# TASK DATA:
————

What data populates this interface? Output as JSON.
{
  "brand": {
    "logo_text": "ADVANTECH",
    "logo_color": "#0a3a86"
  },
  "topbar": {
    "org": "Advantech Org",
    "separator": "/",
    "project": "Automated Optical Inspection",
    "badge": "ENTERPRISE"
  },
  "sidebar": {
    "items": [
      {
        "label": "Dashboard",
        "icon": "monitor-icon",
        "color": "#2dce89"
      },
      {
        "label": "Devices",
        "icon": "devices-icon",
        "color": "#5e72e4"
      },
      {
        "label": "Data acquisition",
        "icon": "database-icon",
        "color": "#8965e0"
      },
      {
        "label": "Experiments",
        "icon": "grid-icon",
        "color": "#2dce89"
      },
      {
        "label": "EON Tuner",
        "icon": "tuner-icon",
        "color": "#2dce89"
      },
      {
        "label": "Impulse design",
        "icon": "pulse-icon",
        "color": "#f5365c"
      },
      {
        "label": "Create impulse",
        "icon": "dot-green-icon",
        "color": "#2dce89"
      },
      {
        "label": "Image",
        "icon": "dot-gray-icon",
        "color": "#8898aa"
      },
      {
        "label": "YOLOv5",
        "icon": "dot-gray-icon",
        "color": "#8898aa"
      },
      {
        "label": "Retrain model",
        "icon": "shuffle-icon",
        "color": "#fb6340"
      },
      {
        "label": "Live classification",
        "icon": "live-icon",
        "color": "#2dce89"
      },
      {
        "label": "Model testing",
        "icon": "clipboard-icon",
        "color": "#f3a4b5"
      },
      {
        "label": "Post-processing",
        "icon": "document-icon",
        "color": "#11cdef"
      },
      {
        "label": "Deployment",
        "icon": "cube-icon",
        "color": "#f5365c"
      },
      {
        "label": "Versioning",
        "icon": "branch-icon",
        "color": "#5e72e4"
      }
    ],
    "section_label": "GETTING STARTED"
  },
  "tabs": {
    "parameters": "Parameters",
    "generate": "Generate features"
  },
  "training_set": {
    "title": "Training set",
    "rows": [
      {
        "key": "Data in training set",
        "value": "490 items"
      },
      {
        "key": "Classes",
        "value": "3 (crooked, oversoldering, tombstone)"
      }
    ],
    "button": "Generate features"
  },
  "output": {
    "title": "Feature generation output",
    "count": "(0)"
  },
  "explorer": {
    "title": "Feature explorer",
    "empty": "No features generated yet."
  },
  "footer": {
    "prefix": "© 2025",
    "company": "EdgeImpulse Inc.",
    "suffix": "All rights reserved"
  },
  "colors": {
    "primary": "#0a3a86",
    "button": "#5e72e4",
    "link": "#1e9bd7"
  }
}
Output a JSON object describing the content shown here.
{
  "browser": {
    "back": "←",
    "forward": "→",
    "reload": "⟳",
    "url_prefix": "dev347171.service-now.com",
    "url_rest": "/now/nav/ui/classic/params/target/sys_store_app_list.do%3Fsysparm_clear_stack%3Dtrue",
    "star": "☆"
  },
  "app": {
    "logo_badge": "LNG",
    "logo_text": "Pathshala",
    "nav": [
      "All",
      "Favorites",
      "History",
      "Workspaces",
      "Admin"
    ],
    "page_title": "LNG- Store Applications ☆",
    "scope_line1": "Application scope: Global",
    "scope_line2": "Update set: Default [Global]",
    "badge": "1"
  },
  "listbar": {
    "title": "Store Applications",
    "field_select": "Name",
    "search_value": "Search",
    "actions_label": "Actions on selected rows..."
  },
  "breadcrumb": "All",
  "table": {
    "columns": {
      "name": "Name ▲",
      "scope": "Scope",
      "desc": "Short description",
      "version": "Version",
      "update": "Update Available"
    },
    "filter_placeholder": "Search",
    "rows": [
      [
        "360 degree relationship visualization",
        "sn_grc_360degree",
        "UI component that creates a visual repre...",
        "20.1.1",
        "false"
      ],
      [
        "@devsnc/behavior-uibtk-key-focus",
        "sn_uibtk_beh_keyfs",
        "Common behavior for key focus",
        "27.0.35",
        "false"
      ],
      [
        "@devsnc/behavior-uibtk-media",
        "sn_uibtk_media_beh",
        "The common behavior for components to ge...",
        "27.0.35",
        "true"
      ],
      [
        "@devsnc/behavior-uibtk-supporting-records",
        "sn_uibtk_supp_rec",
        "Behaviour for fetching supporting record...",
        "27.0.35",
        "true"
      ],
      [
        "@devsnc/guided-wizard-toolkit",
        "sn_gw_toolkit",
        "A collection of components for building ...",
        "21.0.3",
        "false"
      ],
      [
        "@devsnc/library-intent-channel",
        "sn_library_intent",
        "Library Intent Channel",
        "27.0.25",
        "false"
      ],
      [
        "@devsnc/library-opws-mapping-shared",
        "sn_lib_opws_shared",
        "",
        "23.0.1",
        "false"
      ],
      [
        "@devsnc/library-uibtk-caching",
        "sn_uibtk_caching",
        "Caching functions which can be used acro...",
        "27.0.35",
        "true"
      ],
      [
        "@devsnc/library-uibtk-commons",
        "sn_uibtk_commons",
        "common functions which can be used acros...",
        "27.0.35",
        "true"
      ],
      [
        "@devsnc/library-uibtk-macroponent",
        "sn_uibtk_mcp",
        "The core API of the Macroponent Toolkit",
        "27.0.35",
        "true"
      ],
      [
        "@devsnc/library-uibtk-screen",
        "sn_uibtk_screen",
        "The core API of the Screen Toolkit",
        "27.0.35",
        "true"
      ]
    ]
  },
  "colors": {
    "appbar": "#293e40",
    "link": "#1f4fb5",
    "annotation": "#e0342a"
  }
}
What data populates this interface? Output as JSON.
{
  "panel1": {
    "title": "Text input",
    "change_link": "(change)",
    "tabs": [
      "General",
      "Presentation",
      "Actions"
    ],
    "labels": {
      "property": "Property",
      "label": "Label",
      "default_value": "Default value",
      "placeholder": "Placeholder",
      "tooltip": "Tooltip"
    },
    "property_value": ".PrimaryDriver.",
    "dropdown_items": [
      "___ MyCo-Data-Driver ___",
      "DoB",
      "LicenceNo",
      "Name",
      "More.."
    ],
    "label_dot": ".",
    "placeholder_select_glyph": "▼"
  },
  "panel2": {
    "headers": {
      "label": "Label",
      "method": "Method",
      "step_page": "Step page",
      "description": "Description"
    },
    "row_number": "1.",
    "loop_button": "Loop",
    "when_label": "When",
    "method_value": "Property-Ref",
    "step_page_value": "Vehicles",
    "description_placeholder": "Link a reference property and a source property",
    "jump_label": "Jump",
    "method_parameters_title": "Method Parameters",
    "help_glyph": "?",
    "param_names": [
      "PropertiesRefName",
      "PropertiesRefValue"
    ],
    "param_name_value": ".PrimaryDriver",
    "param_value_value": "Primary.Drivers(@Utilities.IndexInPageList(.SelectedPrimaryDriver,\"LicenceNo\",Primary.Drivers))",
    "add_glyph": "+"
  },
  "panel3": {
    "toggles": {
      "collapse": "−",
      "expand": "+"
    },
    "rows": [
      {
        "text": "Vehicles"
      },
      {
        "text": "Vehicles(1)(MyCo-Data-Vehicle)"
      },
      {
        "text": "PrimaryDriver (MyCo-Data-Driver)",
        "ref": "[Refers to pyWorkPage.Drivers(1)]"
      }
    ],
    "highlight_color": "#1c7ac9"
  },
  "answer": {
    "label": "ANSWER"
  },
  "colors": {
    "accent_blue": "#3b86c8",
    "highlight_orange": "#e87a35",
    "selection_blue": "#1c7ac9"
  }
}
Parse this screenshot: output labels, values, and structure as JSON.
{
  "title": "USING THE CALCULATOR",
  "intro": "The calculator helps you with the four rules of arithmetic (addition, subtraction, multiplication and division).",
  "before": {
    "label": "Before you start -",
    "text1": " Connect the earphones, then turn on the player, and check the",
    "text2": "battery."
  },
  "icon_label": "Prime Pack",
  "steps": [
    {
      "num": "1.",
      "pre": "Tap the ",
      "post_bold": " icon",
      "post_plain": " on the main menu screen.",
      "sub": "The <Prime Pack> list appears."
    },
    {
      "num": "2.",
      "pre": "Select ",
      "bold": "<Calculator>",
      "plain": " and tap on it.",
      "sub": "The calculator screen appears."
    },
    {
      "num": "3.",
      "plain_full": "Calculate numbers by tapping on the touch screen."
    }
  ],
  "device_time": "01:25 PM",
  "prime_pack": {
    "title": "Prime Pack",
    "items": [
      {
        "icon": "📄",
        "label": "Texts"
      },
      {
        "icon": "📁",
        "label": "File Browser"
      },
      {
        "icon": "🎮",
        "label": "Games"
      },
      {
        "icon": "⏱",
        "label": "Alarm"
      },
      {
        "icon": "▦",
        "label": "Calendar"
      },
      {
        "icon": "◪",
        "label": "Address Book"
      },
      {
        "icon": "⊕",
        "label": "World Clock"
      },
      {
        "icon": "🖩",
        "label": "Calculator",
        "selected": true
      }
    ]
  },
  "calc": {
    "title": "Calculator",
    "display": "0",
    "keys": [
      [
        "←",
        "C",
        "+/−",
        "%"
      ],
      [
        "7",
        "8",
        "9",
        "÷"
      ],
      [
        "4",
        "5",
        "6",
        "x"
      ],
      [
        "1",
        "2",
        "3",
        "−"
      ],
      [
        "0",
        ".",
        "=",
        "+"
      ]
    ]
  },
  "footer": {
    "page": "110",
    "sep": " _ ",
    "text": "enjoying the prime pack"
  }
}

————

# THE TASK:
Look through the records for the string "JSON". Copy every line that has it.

# COMPLETED EXERCISE:
What data populates this interface? Output as JSON.
Output a JSON object describing the content shown here.
What data populates this interface? Output as JSON.
Parse this screenshot: output labels, values, and structure as JSON.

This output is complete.